Citation: Mayne K, White JA, McMurran CE, Rivera FJ and de la Fuente AG (2020) Aging and Neurodegenerative Disease: Is the Adaptive Immune System a Friend or Foe? Front. Aging Neurosci. 12:572090. doi: 10.3389/fnagi.2020.572090

Received: 25 June 2020; Accepted: 31 August 2020;
Published: 23 September 2020.

Edited by:

Deepak Kumar Kaushik, University of Calgary, Canada

Reviewed by:

Laura Pasetto, Mario Negri Institute for Pharmacological Research (IRCCS), Italy
Anna Maria Colangelo, University of Milano-Bicocca, Italy

Copyright © 2020 Mayne, White, McMurran, Rivera and de la Fuente. This is an open-access article distributed under the terms of the Creative Commons Attribution License (CC BY). The use, distribution or reproduction in other forums is permitted, provided the original author(s) and the copyright owner(s) are credited and that the original publication in this journal is cited, in accordance with accepted academic practice. No use, distribution or reproduction is permitted which does not comply with these terms.

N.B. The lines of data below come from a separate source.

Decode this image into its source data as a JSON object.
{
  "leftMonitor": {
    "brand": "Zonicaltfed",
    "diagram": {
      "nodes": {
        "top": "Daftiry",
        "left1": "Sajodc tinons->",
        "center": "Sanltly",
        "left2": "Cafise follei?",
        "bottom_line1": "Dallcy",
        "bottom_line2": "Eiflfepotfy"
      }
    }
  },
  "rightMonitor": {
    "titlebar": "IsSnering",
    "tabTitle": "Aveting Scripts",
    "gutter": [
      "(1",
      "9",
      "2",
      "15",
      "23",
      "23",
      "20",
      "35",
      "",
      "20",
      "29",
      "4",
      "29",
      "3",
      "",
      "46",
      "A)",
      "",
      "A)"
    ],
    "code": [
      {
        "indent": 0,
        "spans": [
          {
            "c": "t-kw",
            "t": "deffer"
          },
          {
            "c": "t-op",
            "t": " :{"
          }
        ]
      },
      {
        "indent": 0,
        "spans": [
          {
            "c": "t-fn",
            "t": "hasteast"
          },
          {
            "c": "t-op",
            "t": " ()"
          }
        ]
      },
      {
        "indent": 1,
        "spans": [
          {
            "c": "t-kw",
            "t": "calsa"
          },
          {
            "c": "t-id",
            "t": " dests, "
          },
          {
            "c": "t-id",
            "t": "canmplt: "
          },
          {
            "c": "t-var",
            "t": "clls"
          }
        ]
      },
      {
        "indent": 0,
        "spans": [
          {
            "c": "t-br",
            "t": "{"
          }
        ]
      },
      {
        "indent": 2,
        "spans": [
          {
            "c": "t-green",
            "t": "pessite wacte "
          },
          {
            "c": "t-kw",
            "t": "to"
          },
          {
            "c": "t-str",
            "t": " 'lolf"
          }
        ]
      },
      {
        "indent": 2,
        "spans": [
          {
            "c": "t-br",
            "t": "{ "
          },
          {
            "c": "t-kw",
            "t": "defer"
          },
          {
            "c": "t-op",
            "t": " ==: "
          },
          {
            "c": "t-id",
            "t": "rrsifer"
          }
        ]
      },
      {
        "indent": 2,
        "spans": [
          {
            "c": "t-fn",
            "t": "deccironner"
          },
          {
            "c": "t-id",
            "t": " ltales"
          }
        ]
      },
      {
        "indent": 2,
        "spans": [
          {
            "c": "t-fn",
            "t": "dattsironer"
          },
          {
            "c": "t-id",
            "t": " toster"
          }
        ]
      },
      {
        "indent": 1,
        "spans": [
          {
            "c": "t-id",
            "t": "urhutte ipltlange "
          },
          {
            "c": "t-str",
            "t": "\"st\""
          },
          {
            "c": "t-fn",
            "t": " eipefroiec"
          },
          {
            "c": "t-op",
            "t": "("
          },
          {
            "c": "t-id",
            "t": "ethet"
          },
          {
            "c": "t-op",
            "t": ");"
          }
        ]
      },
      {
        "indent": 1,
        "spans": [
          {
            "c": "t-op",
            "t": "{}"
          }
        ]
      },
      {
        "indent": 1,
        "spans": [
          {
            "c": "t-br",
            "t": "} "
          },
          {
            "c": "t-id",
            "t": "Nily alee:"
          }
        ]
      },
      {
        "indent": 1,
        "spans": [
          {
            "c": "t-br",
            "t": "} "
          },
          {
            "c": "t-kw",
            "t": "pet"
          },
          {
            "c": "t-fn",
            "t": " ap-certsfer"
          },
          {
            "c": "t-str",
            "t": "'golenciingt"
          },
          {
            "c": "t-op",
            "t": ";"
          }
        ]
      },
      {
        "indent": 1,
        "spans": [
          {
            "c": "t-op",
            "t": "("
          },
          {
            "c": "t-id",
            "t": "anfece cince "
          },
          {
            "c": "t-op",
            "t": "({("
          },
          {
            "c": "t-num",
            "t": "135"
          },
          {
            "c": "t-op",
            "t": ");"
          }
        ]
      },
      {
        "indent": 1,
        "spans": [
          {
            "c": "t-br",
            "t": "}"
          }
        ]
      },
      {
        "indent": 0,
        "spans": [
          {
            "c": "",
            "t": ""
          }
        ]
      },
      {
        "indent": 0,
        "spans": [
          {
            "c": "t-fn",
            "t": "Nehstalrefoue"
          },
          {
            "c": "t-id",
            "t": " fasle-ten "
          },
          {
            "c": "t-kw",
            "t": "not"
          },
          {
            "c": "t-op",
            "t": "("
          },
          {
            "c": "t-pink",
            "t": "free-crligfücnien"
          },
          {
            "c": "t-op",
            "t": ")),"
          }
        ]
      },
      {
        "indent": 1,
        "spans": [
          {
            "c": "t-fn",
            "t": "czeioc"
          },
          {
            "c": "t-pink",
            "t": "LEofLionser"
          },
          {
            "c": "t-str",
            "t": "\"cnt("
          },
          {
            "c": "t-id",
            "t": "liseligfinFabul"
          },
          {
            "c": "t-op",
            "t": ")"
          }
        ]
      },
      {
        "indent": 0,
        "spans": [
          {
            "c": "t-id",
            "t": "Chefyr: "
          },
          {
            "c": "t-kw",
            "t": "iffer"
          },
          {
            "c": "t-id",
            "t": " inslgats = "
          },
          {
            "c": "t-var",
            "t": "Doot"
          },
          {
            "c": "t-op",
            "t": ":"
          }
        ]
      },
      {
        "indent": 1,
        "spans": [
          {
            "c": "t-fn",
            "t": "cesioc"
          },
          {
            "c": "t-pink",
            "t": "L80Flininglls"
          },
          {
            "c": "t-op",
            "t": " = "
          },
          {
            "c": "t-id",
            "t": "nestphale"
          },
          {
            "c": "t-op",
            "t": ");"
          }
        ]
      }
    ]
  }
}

*Correspondence: Alerie G. de la Fuente, a.guzmandelafuente@qub.ac.uk